US20140244629 *Feb 22, 2013Aug 28, 2014Microsoft CorporationCommunication-Powered Search
US20150066885 *Sep 3, 2013Mar 5, 2015Ferrandino & Son Inc.Providing intelligent service provider searching and statistics on service providers
US20150154198 *Dec 2, 2014Jun 4, 2015Qbase, LLCMethod for in-loop human validation of disambiguated features
WO2008100929A1 *Feb 12, 2008Aug 21, 2008Medio Systems, Inc.Extended index searching

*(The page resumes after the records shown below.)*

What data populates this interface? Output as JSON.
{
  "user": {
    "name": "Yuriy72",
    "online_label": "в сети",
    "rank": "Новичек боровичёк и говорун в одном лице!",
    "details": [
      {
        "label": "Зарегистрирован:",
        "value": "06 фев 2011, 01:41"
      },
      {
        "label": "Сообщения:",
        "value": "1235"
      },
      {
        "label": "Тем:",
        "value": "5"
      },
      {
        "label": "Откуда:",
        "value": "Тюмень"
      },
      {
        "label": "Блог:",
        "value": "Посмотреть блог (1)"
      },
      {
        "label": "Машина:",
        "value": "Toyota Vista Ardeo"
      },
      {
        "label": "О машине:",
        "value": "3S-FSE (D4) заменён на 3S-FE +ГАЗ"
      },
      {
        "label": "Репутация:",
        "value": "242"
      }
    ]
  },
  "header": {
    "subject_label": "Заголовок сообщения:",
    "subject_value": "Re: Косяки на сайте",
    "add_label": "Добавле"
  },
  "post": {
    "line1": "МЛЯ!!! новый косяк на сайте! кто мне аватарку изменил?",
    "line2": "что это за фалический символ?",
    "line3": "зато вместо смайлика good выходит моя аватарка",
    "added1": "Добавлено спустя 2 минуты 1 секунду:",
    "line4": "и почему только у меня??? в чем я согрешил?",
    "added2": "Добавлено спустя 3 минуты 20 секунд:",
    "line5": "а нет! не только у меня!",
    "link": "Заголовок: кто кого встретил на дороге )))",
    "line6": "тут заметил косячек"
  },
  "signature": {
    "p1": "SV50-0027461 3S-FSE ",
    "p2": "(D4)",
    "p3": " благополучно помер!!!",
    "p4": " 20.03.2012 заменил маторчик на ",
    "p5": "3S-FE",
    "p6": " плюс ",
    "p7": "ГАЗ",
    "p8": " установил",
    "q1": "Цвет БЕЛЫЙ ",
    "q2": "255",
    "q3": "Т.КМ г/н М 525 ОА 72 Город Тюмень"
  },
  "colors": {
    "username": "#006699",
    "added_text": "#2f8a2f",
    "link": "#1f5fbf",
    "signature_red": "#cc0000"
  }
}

WO2009085455A2 *Nov 20, 2008Jul 9, 2009Yahoo! Inc.System for suggesting keywords based on mobile specific attributes
WO2009114672A3 *Mar 12, 2009Aug 18, 2011Michelli Capital Limited Liability CompanySystems and methods for compound searching
WO2016006998A1 *Jun 17, 2015Jan 14, 2016Mimos BerhadMethod and system to retrieve relevant data based on linked-up service with embedded access control
Classifications
U.S. Classification1/1, 707/E17.108, 707/E17.064, 707/999.003
International ClassificationG06F17/30
Cooperative ClassificationG06F17/3053, G06F17/30867, G06F17/2235, G06F17/30864, G06F3/0482, G06F17/30648
European ClassificationG06F17/30T2F2R, G06F17/30W1
Legal Events
DateCodeEventDescription
Oct 4, 2006ASAssignment
Owner name: WINK TECHNOLOGIES, CALIFORNIA
Free format text: ASSIGNMENT OF ASSIGNORS INTEREST;ASSIGNOR:MACHINE PHASE SYSTEMS, LIMITED;REEL/FRAME:018366/0422
Effective date: 20050630
Aug 21, 2008ASAssignment
Owner name: SEARCH ENGINE TECHNOLOGIES, LLC, CALIFORNIA
Free format text: ASSIGNMENT OF ASSIGNORS INTEREST;ASSIGNOR:WINK TECHNOLOGIES, INC.;REEL/FRAME:021431/0944
Effective date: 20080814
Feb 16, 2016CCCertificate of correction